Vitamin B12 – 2 Reasons You May Be Deficient
Vitamin B12 is an essential nutrient which plays a role in the production of red blood cells, the maintenance of the nervous system and the proper metabolism of homocysteine to methionine. Common symptoms of a deficiency include fatigue, brain fog and anaemia. B12 deficiency has been linked to many neurological diseases including but not limited to; depression, anxiety, multiple sclerosis and dementia.
A Vitamin B12 deficiency is far more common than many people assume. Estimates do vary depending on the source, however many suggest anywhere from 9-16% of the population are outright deficient with 40% of adults aged 26-80 are on the borderline of deficiency (confirmed by the Framingham offspring study).
Why in such a world of abundance would a simple deficiency be so prevalent? There are many factors which can interfere with absorption and metabolism of this key vitamin, listed below are the two key ones.
Reason 1 – Poor Dietary Habits
Vitamin B12 is only found in meat and animal foods, there’s no plant which synthesises Vitamin B12 that humans can use. People who eat little to no animal products are near guaranteed to have a deficiency. This explains why up to 50% of vegetarians and 80% of vegans have inadequate levels of this essential nutrient.
Foods rich in B12 include eggs, milk and cheese. Muscle and organ meats from chicken, pork and beef are also particularly rich. Fish is another source with mackerel providing 300% RDA in a 100g serving. If you can’t manage to consume animal foods you frankly need to supplement to ensure adequate intake.
Reason 2 – Your GI Track Can’t Absorb it
B12 abortion takes place thanks to intrinsic factor – a protein secreted by our digestive system that binds to the vitamin and takes it into the bloodstream. Pernicious anaemia affects 1-2% of older adults, the disease is characterised by the destruction of cells that produce intrinsic factor. Without intrinsic factor B12 absorption in the gut simply cannot take place.
Intrinsic factor requires adequate stomach acidity to be released. Without sufficient stomach acid levels intrinsic factor release is halted and b12 absorption is vastly reduced. Individuals with low stomach acid (hypohydrochloria) are at an increased risk of B12 individuals, as are those who take PPI drugs which suppress stomach acid.
How To Restore Levels
Aside from treating the underlying cause, a Vitamin B12 supplement is the fastest way to restore B12 levels. There 4 key forms of B12 that are commonly available (cyanocobalamin, methylcobalamin, adenosylcobalamin and hydroxocobalamin). The two forms used naturally by the body are methyl and adenosylcobalamin. Both cyano and hydroxocobalmin are have to be converted by the body to become bioavailable.
If stomach acid or intrinsic factor is low, even the best oral b12 tablet won’t be absorbed properly. For this reason I recommend a Vitamin B12 Spray (as methylcobalamin ideally) which can be absorbed though the mucous membranes in the mouth and avoids the issues of absorption in the gut.

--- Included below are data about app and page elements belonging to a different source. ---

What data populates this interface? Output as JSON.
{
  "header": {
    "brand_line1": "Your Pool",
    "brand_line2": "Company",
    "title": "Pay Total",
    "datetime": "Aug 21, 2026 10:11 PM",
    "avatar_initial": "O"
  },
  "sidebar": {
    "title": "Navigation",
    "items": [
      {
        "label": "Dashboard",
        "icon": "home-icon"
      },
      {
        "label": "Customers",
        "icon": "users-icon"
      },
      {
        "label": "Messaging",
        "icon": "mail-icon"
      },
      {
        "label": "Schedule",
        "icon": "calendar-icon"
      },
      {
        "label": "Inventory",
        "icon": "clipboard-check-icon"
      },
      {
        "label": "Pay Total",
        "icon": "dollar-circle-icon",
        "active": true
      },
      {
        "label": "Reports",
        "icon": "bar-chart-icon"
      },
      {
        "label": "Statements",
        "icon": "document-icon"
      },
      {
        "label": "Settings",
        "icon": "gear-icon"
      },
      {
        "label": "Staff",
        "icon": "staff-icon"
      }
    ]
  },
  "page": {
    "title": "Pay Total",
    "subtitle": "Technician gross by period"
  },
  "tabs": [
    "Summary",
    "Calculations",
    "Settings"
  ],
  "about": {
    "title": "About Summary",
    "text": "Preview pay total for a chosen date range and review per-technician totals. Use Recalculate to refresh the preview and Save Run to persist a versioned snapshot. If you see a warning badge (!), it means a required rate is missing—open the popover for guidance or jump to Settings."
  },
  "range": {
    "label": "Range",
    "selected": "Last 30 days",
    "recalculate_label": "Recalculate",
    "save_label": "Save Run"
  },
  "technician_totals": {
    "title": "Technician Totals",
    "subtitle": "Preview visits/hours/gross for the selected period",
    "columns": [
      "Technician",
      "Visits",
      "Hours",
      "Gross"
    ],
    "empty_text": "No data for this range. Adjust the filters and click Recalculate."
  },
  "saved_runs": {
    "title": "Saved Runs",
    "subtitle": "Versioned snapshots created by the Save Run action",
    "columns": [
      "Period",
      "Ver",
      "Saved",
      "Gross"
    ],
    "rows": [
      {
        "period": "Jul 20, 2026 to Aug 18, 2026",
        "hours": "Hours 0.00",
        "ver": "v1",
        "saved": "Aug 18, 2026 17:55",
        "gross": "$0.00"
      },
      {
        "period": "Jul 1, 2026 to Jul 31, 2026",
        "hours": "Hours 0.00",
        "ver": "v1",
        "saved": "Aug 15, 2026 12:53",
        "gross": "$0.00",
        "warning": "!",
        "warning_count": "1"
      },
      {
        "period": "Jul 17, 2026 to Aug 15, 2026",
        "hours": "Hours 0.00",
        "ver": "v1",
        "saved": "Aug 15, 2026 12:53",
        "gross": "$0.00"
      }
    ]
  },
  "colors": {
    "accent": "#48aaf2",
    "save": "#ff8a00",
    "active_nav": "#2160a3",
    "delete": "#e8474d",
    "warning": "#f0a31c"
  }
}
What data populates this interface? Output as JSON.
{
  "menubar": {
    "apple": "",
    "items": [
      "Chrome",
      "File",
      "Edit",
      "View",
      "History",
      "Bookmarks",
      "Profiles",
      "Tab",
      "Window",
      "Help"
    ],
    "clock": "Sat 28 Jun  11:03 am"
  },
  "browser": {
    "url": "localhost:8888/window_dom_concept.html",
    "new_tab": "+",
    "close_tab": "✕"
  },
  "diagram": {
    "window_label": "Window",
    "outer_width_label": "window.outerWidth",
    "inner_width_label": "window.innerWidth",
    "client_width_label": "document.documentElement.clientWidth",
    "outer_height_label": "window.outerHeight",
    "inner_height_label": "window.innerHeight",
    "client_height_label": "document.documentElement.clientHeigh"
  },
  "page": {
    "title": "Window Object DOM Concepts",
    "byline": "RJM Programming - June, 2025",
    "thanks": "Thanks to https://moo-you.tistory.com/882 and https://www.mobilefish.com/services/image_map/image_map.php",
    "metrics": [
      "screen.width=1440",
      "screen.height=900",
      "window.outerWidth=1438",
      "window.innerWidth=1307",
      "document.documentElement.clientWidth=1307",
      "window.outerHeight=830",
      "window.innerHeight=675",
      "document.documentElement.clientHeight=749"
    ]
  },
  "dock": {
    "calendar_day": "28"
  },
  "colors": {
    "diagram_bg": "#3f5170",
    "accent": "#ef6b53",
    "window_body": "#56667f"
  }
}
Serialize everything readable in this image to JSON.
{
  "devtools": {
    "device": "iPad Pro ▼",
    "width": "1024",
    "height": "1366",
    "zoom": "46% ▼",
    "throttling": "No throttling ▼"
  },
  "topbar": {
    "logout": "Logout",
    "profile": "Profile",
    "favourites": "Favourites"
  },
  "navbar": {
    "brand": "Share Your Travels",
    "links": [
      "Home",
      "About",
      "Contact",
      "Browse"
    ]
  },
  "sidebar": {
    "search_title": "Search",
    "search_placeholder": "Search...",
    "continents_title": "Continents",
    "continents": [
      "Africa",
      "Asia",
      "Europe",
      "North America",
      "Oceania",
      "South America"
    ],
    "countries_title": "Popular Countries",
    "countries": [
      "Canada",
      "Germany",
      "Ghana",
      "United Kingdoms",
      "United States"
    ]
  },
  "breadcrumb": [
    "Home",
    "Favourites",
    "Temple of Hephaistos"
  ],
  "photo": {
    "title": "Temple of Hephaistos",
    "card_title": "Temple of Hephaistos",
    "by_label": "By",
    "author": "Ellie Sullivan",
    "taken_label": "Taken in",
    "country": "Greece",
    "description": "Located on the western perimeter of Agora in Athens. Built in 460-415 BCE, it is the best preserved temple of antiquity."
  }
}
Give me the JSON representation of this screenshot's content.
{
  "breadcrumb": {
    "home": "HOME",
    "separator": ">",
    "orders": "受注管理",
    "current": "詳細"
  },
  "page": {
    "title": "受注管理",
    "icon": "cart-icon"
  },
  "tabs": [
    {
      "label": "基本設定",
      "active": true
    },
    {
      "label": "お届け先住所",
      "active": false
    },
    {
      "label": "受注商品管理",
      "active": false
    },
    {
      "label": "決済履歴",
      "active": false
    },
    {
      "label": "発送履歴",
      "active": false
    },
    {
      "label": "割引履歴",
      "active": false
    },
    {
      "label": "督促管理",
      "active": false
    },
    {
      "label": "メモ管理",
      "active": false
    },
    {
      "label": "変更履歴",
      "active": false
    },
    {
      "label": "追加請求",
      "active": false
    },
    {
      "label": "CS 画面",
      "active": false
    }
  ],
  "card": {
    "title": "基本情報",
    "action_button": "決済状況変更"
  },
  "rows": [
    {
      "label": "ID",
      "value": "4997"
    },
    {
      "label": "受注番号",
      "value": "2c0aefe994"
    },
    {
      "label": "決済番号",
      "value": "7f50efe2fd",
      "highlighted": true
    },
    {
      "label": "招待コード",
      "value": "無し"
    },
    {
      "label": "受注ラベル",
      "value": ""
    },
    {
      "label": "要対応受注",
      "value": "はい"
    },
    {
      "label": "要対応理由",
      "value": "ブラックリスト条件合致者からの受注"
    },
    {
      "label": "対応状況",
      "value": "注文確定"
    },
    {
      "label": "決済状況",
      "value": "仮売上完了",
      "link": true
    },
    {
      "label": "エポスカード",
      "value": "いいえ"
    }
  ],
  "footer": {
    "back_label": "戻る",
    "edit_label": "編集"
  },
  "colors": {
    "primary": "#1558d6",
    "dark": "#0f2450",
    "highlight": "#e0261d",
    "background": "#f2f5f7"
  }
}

Vitamin B12 is an essential nutrient required for many biochemical processes in the body. It’s deficiency characterised by low energy, anaemia and neurological disorders is both common and unnecessary. Treating the underlying cause of deficiency is recommended, as is a B12 supplement to ensure optimal intake and restoration of low levels.
John Stewart is a keen health and fitness enthusiast. John writes on many health topics, his favourite topics include digestion, anxiety and sleep issues.